I have calculated the size of my pressure sensor I needed so my range is from what you see above to around 2.8v… everything works perfectly and surprising very accurate… I am just anal trying to see if I can sharpen the signal so the readings stay pretty consistent. It is not critical just seeing if I can figure this out / learn more.

You may appreciate looking again at the difference between precision and accuracy.
I’ve never heard the term ‘sharpen’ applied to a signal, unless perhaps you want more detail (usually associated with precision) than less.

From this thread, I think you would like to see less detail (i.e. less precision in timelines < seconds), while being assured of accuracy (over timelines in the range of minutes).

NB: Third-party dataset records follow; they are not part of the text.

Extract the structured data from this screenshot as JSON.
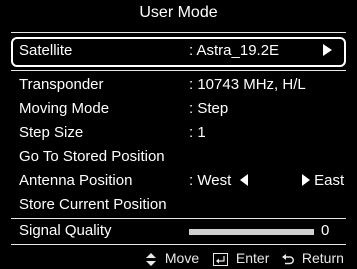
{
  "menu": {
    "title": "User Mode",
    "selected": {
      "label": "Satellite",
      "value": ": Astra_19.2E"
    },
    "items": [
      {
        "label": "Transponder",
        "value": ": 10743 MHz, H/L"
      },
      {
        "label": "Moving Mode",
        "value": ": Step"
      },
      {
        "label": "Step Size",
        "value": ": 1"
      },
      {
        "label": "Go To Stored Position",
        "value": ""
      },
      {
        "label": "Antenna Position",
        "value": ": West",
        "value_right": "East"
      },
      {
        "label": "Store Current Position",
        "value": ""
      }
    ],
    "signal": {
      "label": "Signal Quality",
      "value": "0"
    }
  },
  "footer": {
    "move": "Move",
    "enter": "Enter",
    "return": "Return"
  },
  "icons": [
    "right-arrow-icon",
    "left-arrow-icon",
    "right-arrow-icon",
    "up-down-icon",
    "enter-icon",
    "return-icon"
  ]
}
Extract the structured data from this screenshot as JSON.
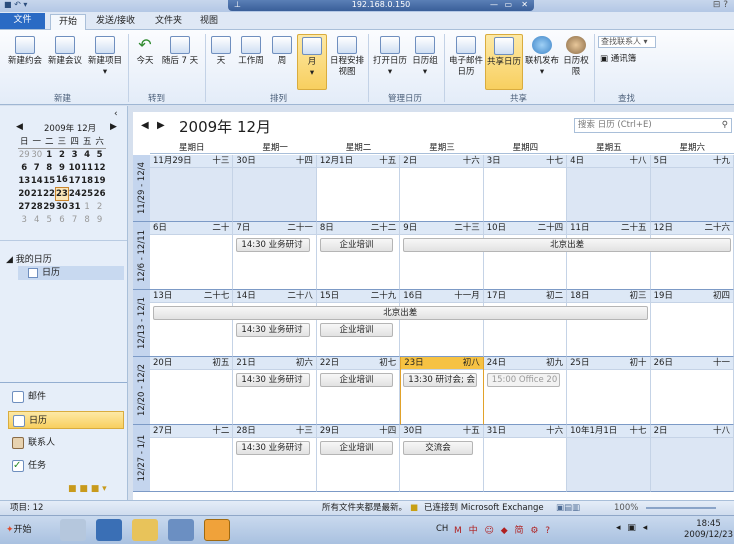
{
  "window": {
    "address": "192.168.0.150"
  },
  "tabs": [
    "文件",
    "开始",
    "发送/接收",
    "文件夹",
    "视图"
  ],
  "ribbon": {
    "groups": {
      "new": "新建",
      "goto": "转到",
      "arrange": "排列",
      "manage": "管理日历",
      "share": "共享",
      "find": "查找"
    },
    "new_appointment": "新建约会",
    "new_meeting": "新建会议",
    "new_items": "新建项目",
    "today": "今天",
    "next7": "随后 7 天",
    "day": "天",
    "workweek": "工作周",
    "week": "周",
    "month": "月",
    "schedule": "日程安排视图",
    "open_calendar": "打开日历",
    "calendar_group": "日历组",
    "email_calendar": "电子邮件日历",
    "share_calendar": "共享日历",
    "publish_online": "联机发布",
    "calendar_permissions": "日历权限",
    "search_contacts": "查找联系人",
    "address_book": "通讯簿"
  },
  "mini_calendar": {
    "title": "2009年 12月",
    "weekdays": [
      "日",
      "一",
      "二",
      "三",
      "四",
      "五",
      "六"
    ],
    "rows": [
      [
        "29",
        "30",
        "1",
        "2",
        "3",
        "4",
        "5"
      ],
      [
        "6",
        "7",
        "8",
        "9",
        "10",
        "11",
        "12"
      ],
      [
        "13",
        "14",
        "15",
        "16",
        "17",
        "18",
        "19"
      ],
      [
        "20",
        "21",
        "22",
        "23",
        "24",
        "25",
        "26"
      ],
      [
        "27",
        "28",
        "29",
        "30",
        "31",
        "1",
        "2"
      ],
      [
        "3",
        "4",
        "5",
        "6",
        "7",
        "8",
        "9"
      ]
    ],
    "selected": "23"
  },
  "nav": {
    "my_calendars": "我的日历",
    "calendar": "日历",
    "mail": "邮件",
    "calendar_btn": "日历",
    "contacts": "联系人",
    "tasks": "任务"
  },
  "calendar": {
    "title": "2009年 12月",
    "search_placeholder": "搜索 日历 (Ctrl+E)",
    "weekday_headers": [
      "星期日",
      "星期一",
      "星期二",
      "星期三",
      "星期四",
      "星期五",
      "星期六"
    ],
    "weeks": [
      {
        "label": "11/29 - 12/4",
        "days": [
          [
            "11月29日",
            "十三"
          ],
          [
            "30日",
            "十四"
          ],
          [
            "12月1日",
            "十五"
          ],
          [
            "2日",
            "十六"
          ],
          [
            "3日",
            "十七"
          ],
          [
            "4日",
            "十八"
          ],
          [
            "5日",
            "十九"
          ]
        ]
      },
      {
        "label": "12/6 - 12/11",
        "days": [
          [
            "6日",
            "二十"
          ],
          [
            "7日",
            "二十一"
          ],
          [
            "8日",
            "二十二"
          ],
          [
            "9日",
            "二十三"
          ],
          [
            "10日",
            "二十四"
          ],
          [
            "11日",
            "二十五"
          ],
          [
            "12日",
            "二十六"
          ]
        ]
      },
      {
        "label": "12/13 - 12/1",
        "days": [
          [
            "13日",
            "二十七"
          ],
          [
            "14日",
            "二十八"
          ],
          [
            "15日",
            "二十九"
          ],
          [
            "16日",
            "十一月"
          ],
          [
            "17日",
            "初二"
          ],
          [
            "18日",
            "初三"
          ],
          [
            "19日",
            "初四"
          ]
        ]
      },
      {
        "label": "12/20 - 12/2",
        "days": [
          [
            "20日",
            "初五"
          ],
          [
            "21日",
            "初六"
          ],
          [
            "22日",
            "初七"
          ],
          [
            "23日",
            "初八"
          ],
          [
            "24日",
            "初九"
          ],
          [
            "25日",
            "初十"
          ],
          [
            "26日",
            "十一"
          ]
        ]
      },
      {
        "label": "12/27 - 1/1",
        "days": [
          [
            "27日",
            "十二"
          ],
          [
            "28日",
            "十三"
          ],
          [
            "29日",
            "十四"
          ],
          [
            "30日",
            "十五"
          ],
          [
            "31日",
            "十六"
          ],
          [
            "10年1月1日",
            "十七"
          ],
          [
            "2日",
            "十八"
          ]
        ]
      }
    ],
    "events": {
      "seminar": "14:30 业务研讨",
      "training": "企业培训",
      "beijing": "北京出差",
      "meeting": "13:30 研讨会; 会",
      "office": "15:00 Office 20",
      "exchange": "交流会"
    }
  },
  "status": {
    "items": "项目: 12",
    "updated": "所有文件夹都是最新。",
    "connected": "已连接到 Microsoft Exchange",
    "zoom": "100%"
  },
  "taskbar": {
    "start": "开始",
    "time": "18:45",
    "date": "2009/12/23",
    "lang": "CH"
  }
}
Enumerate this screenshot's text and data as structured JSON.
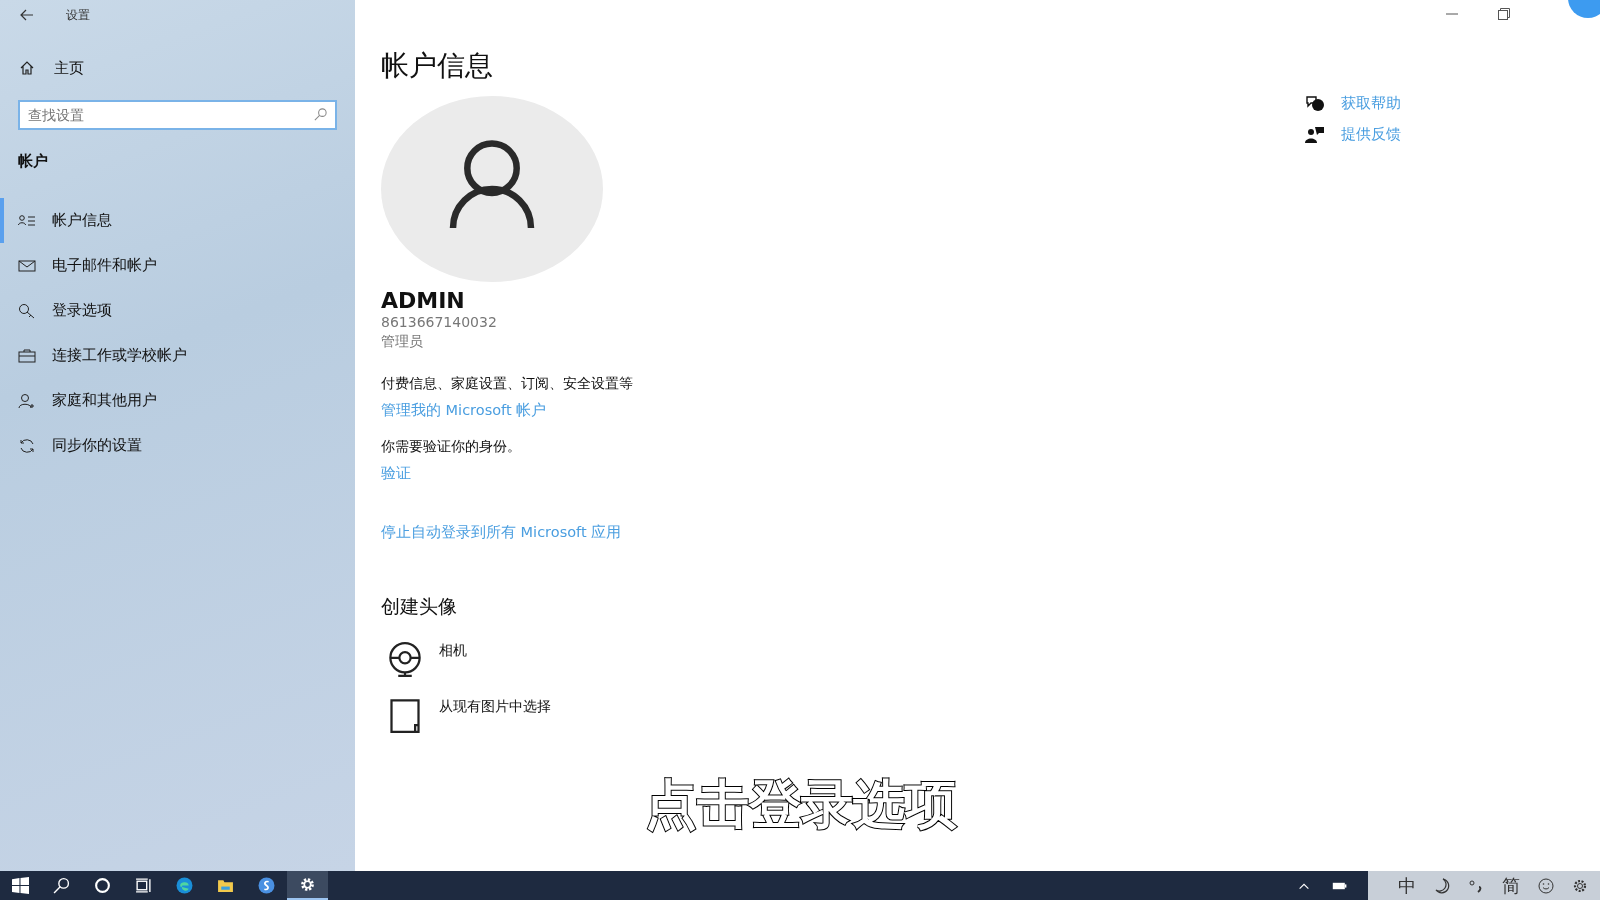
{
  "window": {
    "title": "设置"
  },
  "sidebar": {
    "home": "主页",
    "search": {
      "placeholder": "查找设置"
    },
    "section": "帐户",
    "items": [
      {
        "label": "帐户信息",
        "kind": "account",
        "selected": true
      },
      {
        "label": "电子邮件和帐户",
        "kind": "mail",
        "selected": false
      },
      {
        "label": "登录选项",
        "kind": "key",
        "selected": false
      },
      {
        "label": "连接工作或学校帐户",
        "kind": "briefcase",
        "selected": false
      },
      {
        "label": "家庭和其他用户",
        "kind": "person",
        "selected": false
      },
      {
        "label": "同步你的设置",
        "kind": "sync",
        "selected": false
      }
    ]
  },
  "main": {
    "title": "帐户信息",
    "user": {
      "name": "ADMIN",
      "id": "8613667140032",
      "role": "管理员"
    },
    "billing_text": "付费信息、家庭设置、订阅、安全设置等",
    "manage_link": "管理我的 Microsoft 帐户",
    "verify_text": "你需要验证你的身份。",
    "verify_link": "验证",
    "stop_link": "停止自动登录到所有 Microsoft 应用",
    "avatar_heading": "创建头像",
    "avatar_options": [
      {
        "label": "相机",
        "kind": "camera"
      },
      {
        "label": "从现有图片中选择",
        "kind": "file"
      }
    ]
  },
  "help_links": [
    {
      "label": "获取帮助",
      "kind": "help"
    },
    {
      "label": "提供反馈",
      "kind": "feedback"
    }
  ],
  "caption": "点击登录选项",
  "taskbar": {
    "ime": [
      {
        "label": "中"
      },
      {
        "label": "简"
      }
    ]
  }
}
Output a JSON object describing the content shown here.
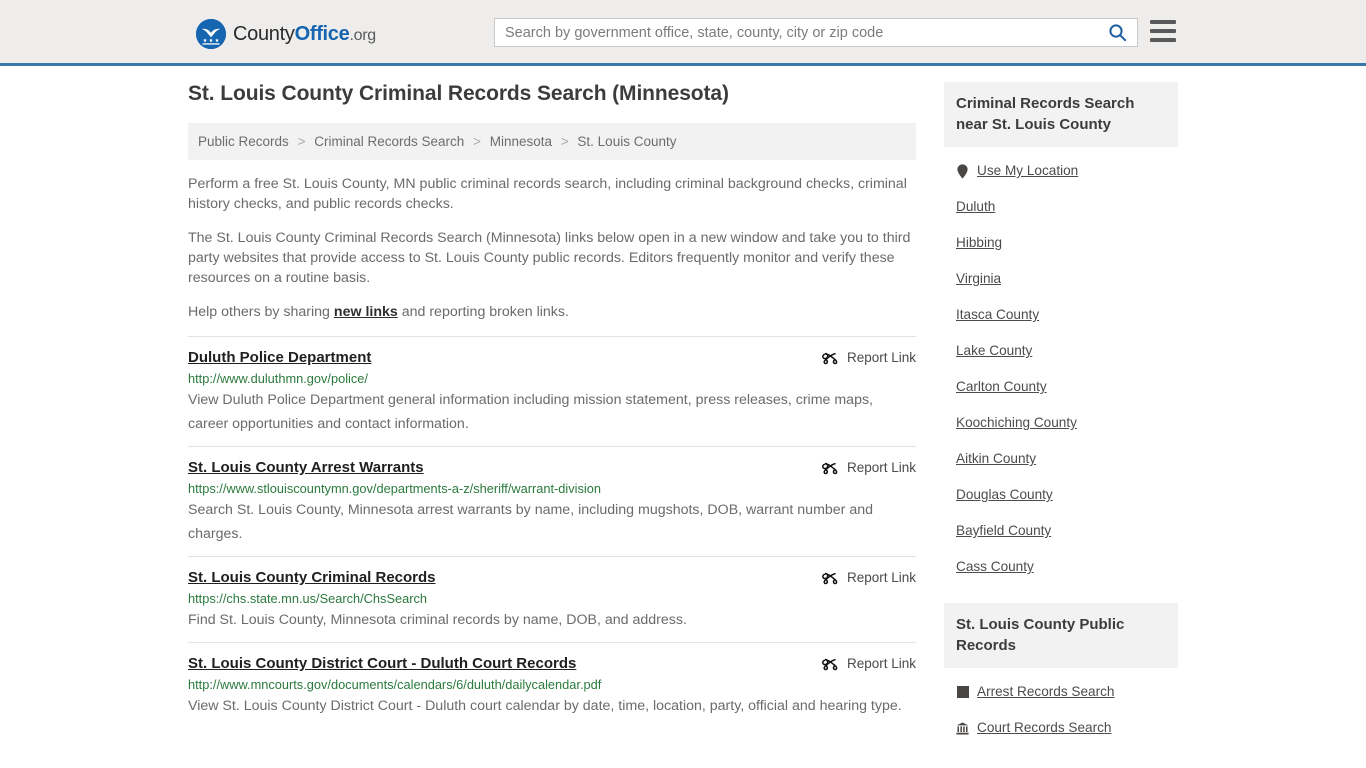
{
  "header": {
    "logo": {
      "icon": "countyoffice-eagle-seal-icon",
      "text_part1": "County",
      "text_part2": "Office",
      "text_tld": ".org"
    },
    "search": {
      "placeholder": "Search by government office, state, county, city or zip code",
      "value": "",
      "search_icon": "search-icon"
    },
    "menu_icon": "hamburger-menu-icon",
    "accent_color": "#3a76a6"
  },
  "main": {
    "title": "St. Louis County Criminal Records Search (Minnesota)",
    "breadcrumb": {
      "separator": ">",
      "items": [
        "Public Records",
        "Criminal Records Search",
        "Minnesota",
        "St. Louis County"
      ]
    },
    "intro": {
      "p1": "Perform a free St. Louis County, MN public criminal records search, including criminal background checks, criminal history checks, and public records checks.",
      "p2": "The St. Louis County Criminal Records Search (Minnesota) links below open in a new window and take you to third party websites that provide access to St. Louis County public records. Editors frequently monitor and verify these resources on a routine basis.",
      "p3_before": "Help others by sharing ",
      "p3_link": "new links",
      "p3_after": " and reporting broken links."
    },
    "report_link_label": "Report Link",
    "report_link_icon": "broken-link-icon",
    "listings": [
      {
        "title": "Duluth Police Department",
        "url": "http://www.duluthmn.gov/police/",
        "description": "View Duluth Police Department general information including mission statement, press releases, crime maps, career opportunities and contact information."
      },
      {
        "title": "St. Louis County Arrest Warrants",
        "url": "https://www.stlouiscountymn.gov/departments-a-z/sheriff/warrant-division",
        "description": "Search St. Louis County, Minnesota arrest warrants by name, including mugshots, DOB, warrant number and charges."
      },
      {
        "title": "St. Louis County Criminal Records",
        "url": "https://chs.state.mn.us/Search/ChsSearch",
        "description": "Find St. Louis County, Minnesota criminal records by name, DOB, and address."
      },
      {
        "title": "St. Louis County District Court - Duluth Court Records",
        "url": "http://www.mncourts.gov/documents/calendars/6/duluth/dailycalendar.pdf",
        "description": "View St. Louis County District Court - Duluth court calendar by date, time, location, party, official and hearing type."
      }
    ]
  },
  "sidebar": {
    "nearby": {
      "heading": "Criminal Records Search near St. Louis County",
      "items": [
        {
          "label": "Use My Location",
          "icon": "map-pin-icon"
        },
        {
          "label": "Duluth",
          "icon": ""
        },
        {
          "label": "Hibbing",
          "icon": ""
        },
        {
          "label": "Virginia",
          "icon": ""
        },
        {
          "label": "Itasca County",
          "icon": ""
        },
        {
          "label": "Lake County",
          "icon": ""
        },
        {
          "label": "Carlton County",
          "icon": ""
        },
        {
          "label": "Koochiching County",
          "icon": ""
        },
        {
          "label": "Aitkin County",
          "icon": ""
        },
        {
          "label": "Douglas County",
          "icon": ""
        },
        {
          "label": "Bayfield County",
          "icon": ""
        },
        {
          "label": "Cass County",
          "icon": ""
        }
      ]
    },
    "public_records": {
      "heading": "St. Louis County Public Records",
      "items": [
        {
          "label": "Arrest Records Search",
          "icon": "arrest-records-icon"
        },
        {
          "label": "Court Records Search",
          "icon": "courthouse-icon"
        }
      ]
    }
  }
}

With your mathematical smoothing, you’re already achieving that goal. Smoothing the analog line won’t make any difference to your stated goal.

Hmmmm same same
precision = the quality, condition, or fact of being exact and accurate.
accuracy = the quality or state of being correct or precise.

It is just an english word
sharpen = improve or cause to improve.

The ESP32 ADC can be sensitive to noise leading to large discrepancies in ADC readings.The question is… now you know what sharpen means (improve)… so improve the discrepancies in ADC readings

With my current test I am achieving my goal (sharpen the voltage range) and it is making a difference.

Not sure if you are contributing to this thread. Thanks for your help anyway.

I learned (about 50 years ago, so it may have changed) that precision was how detailed was a datum
(e.g. 3.141592765 was more precise than 3.14) and that accuracy was that if the temperature is 54, then the datum was also 54 (and not 48, 57, etc). Precision and accuracy can exist without the other. Ideally, we want both.

In this case, you presumably do have accurate data - it’s telling you the pressure, correctly.

However, I’ve never heard the term ‘sharpen’ applied to data before. You define it as ‘improve’, but to achieve that one needs to qualify what aspect of it is to be ‘improved’, and how.

If one adds detail (ie. precision) to a dataset the outcome is a ‘jaggier’ curve if plotted on a chart.
But you seem to want the curve to be smoother, which would actually make it less precise (and less accurate over short intervals, as it would not be tracking the input as closely). Is less precise an improvement?

So, out of an abundance of confusion I must apologize that I can be of no assitance here, as I’m unable to understand your goal.